Scan the records below. List lines holding "JSON".

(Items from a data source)
[Start of section]
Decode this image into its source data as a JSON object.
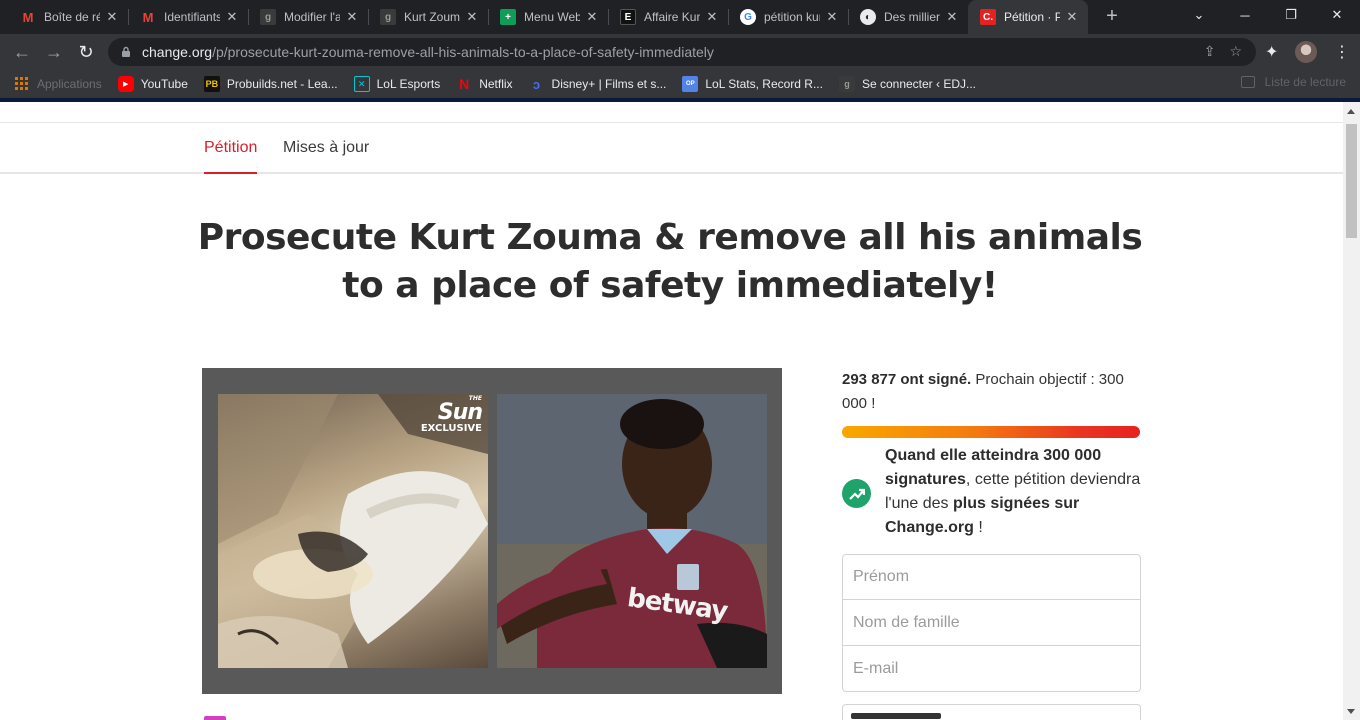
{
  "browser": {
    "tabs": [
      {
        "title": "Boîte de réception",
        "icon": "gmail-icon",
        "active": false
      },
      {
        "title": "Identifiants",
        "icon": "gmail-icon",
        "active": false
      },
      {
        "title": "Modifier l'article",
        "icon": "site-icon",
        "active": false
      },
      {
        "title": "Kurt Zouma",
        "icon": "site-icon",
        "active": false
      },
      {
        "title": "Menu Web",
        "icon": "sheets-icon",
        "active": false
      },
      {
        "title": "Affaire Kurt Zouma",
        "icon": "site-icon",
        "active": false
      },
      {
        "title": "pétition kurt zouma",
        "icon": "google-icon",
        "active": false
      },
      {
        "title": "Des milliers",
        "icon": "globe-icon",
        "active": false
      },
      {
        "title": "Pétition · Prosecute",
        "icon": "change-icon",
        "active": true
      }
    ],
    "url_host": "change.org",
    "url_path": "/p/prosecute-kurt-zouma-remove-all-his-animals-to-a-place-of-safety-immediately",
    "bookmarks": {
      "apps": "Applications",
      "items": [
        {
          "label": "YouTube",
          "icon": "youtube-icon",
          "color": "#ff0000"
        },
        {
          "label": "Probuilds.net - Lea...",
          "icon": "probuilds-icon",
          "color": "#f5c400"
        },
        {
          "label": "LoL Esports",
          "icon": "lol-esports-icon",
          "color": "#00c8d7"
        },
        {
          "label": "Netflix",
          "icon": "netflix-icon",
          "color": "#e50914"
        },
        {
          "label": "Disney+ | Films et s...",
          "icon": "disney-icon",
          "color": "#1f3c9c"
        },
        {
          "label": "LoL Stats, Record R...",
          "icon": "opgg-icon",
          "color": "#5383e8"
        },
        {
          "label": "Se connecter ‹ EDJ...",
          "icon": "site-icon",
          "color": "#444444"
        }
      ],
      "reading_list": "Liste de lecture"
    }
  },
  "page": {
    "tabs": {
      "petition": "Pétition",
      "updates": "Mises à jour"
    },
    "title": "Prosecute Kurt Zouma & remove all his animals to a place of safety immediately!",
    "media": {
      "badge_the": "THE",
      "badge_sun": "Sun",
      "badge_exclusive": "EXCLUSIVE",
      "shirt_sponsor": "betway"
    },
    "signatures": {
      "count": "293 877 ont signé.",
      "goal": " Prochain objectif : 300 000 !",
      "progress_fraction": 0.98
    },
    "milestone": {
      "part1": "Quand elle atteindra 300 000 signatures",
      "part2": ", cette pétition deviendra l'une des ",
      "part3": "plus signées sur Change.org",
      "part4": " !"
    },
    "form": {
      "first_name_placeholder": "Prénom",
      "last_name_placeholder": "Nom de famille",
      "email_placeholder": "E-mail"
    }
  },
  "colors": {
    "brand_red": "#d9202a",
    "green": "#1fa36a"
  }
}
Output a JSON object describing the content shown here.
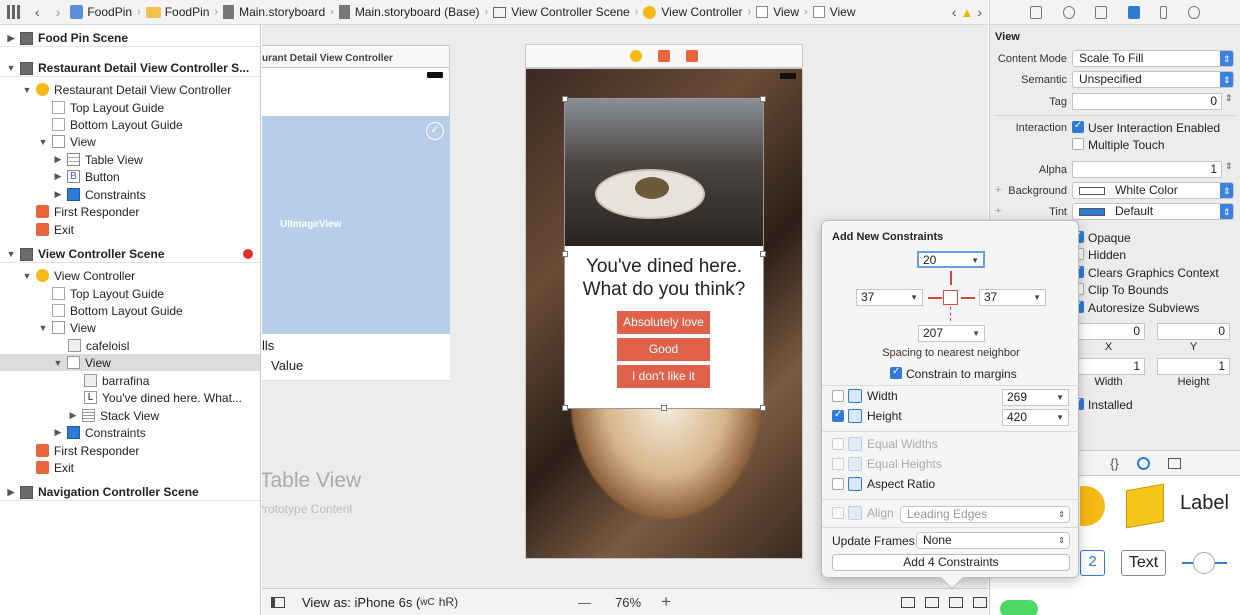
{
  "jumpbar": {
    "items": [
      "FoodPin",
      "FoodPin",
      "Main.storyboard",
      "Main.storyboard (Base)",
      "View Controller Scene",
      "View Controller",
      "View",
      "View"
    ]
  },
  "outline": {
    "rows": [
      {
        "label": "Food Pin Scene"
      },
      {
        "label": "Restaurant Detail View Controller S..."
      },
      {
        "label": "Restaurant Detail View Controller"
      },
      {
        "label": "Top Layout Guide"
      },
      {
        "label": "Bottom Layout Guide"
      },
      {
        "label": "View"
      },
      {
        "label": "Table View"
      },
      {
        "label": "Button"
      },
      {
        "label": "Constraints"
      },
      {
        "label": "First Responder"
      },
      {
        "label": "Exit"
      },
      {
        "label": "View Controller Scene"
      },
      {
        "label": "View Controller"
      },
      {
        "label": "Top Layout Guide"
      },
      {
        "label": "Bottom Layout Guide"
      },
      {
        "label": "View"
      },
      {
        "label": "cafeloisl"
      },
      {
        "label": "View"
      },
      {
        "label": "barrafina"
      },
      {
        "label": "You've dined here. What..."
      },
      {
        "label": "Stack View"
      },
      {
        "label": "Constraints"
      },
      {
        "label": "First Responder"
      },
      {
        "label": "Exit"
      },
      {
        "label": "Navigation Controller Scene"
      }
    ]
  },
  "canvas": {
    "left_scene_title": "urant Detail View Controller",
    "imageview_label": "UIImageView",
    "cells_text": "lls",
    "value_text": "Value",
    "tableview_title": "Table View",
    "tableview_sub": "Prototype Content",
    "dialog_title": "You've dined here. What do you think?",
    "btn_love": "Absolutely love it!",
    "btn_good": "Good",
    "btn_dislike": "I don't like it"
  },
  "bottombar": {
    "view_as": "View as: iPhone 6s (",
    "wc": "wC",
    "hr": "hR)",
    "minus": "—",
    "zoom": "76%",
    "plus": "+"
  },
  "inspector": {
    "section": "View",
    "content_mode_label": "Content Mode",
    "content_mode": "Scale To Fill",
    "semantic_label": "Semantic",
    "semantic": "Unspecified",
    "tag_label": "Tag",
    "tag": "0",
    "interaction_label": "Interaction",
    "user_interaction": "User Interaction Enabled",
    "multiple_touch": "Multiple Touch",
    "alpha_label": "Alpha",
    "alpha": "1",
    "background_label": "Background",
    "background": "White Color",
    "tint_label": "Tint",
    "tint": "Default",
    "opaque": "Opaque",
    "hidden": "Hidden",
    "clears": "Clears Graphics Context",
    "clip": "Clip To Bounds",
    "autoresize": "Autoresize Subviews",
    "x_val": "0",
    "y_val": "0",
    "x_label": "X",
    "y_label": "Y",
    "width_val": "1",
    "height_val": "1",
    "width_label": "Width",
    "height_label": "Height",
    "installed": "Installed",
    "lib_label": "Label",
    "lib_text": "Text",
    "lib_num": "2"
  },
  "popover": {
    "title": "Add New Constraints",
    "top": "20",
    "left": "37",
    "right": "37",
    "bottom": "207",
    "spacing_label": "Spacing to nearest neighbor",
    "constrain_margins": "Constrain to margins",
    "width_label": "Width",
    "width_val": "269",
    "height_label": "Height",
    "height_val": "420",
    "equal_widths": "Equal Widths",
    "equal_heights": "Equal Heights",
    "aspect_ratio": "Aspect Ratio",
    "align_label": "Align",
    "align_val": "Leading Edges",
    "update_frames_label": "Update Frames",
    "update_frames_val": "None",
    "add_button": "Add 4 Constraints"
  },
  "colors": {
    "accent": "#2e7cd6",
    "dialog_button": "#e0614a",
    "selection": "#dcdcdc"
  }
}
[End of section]
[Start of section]
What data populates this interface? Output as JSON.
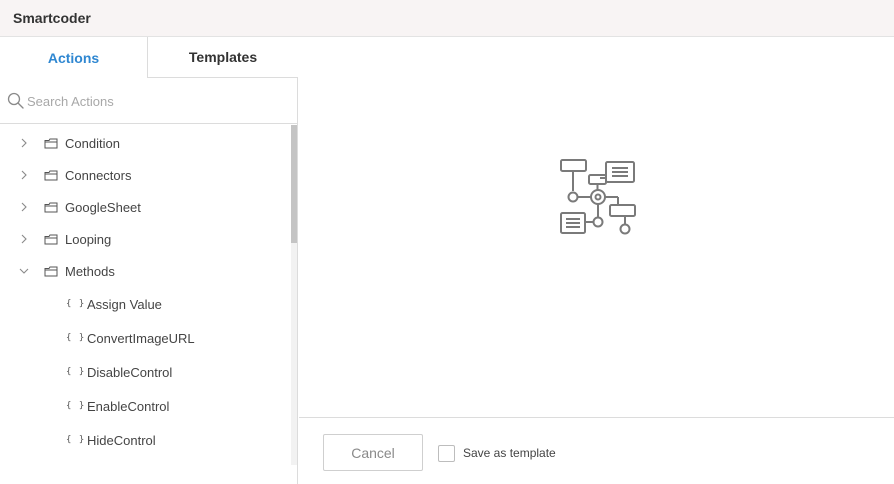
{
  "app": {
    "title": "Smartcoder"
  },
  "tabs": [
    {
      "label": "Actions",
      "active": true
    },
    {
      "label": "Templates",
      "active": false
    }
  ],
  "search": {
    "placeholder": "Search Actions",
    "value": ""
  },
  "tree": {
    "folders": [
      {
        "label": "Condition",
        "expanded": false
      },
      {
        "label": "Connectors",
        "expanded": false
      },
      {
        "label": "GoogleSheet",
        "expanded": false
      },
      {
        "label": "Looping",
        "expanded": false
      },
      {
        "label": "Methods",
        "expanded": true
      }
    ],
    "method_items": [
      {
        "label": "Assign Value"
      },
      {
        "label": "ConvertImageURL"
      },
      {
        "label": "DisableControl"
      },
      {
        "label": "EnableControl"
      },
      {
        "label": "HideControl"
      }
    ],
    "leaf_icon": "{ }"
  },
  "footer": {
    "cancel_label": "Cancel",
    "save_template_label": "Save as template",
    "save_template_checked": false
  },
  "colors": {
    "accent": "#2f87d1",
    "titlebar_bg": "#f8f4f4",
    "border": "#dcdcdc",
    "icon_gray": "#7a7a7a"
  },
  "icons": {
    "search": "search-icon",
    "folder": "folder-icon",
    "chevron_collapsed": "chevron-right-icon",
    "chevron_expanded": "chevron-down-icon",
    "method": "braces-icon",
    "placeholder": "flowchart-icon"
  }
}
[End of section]
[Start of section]
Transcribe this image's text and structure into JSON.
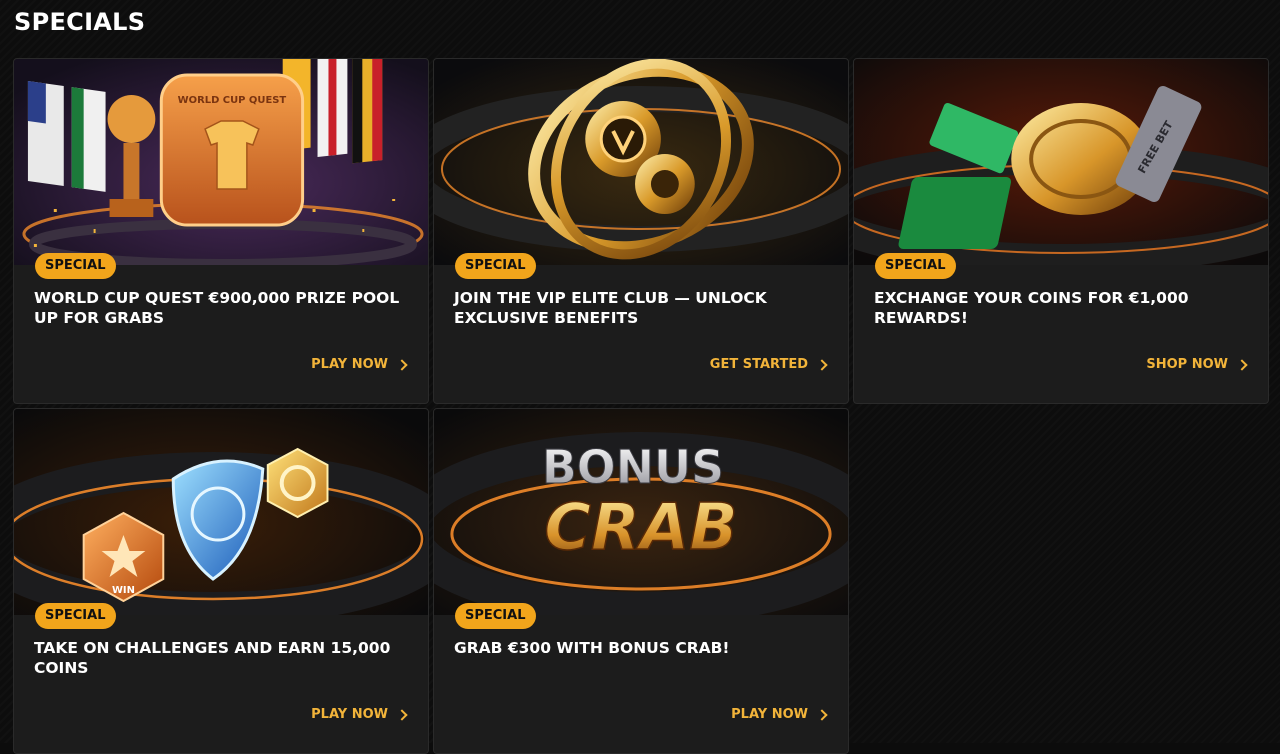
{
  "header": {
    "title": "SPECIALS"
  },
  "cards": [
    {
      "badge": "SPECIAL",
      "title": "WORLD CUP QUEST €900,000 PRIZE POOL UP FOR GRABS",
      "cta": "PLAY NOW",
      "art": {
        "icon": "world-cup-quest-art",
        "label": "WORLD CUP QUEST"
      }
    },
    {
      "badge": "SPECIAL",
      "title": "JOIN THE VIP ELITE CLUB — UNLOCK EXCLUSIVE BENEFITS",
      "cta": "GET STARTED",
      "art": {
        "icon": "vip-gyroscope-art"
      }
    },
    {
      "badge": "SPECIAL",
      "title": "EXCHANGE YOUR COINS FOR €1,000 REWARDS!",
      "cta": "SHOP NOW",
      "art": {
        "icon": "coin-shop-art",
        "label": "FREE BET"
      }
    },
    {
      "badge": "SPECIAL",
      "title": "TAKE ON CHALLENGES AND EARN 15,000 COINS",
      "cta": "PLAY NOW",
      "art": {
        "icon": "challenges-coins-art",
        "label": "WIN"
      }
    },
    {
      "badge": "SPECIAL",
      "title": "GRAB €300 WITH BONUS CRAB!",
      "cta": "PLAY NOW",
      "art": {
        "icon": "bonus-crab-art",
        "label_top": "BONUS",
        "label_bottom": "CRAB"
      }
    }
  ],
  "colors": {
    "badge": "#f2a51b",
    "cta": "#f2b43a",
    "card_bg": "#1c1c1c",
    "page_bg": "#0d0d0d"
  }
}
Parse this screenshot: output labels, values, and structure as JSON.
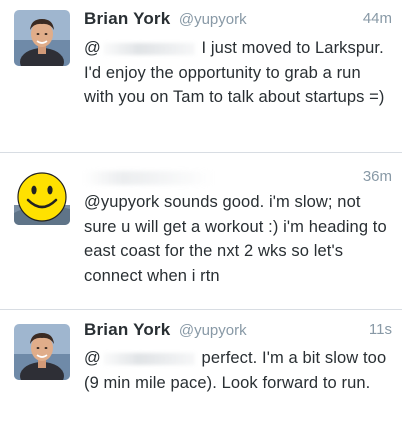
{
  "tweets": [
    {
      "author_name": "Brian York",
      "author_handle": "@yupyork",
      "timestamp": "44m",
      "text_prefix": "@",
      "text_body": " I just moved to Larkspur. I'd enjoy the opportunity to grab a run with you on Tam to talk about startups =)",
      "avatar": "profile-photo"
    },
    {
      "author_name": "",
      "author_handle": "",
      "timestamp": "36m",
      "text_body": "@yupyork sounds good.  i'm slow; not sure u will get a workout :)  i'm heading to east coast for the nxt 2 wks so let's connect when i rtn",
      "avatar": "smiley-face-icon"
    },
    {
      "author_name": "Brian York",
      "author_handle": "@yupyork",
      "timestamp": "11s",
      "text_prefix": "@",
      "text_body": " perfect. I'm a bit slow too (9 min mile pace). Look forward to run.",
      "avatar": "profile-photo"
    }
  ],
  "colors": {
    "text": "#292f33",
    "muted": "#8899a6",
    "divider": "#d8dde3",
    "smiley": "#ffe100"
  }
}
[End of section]
Answer box ▸
Decode this image into its source data as a JSON object.
Output a JSON object describing the content shown here.
What data populates this interface? Output as JSON.
Transcribe this image's text and structure into JSON.
Parse this screenshot: output labels, values, and structure as JSON.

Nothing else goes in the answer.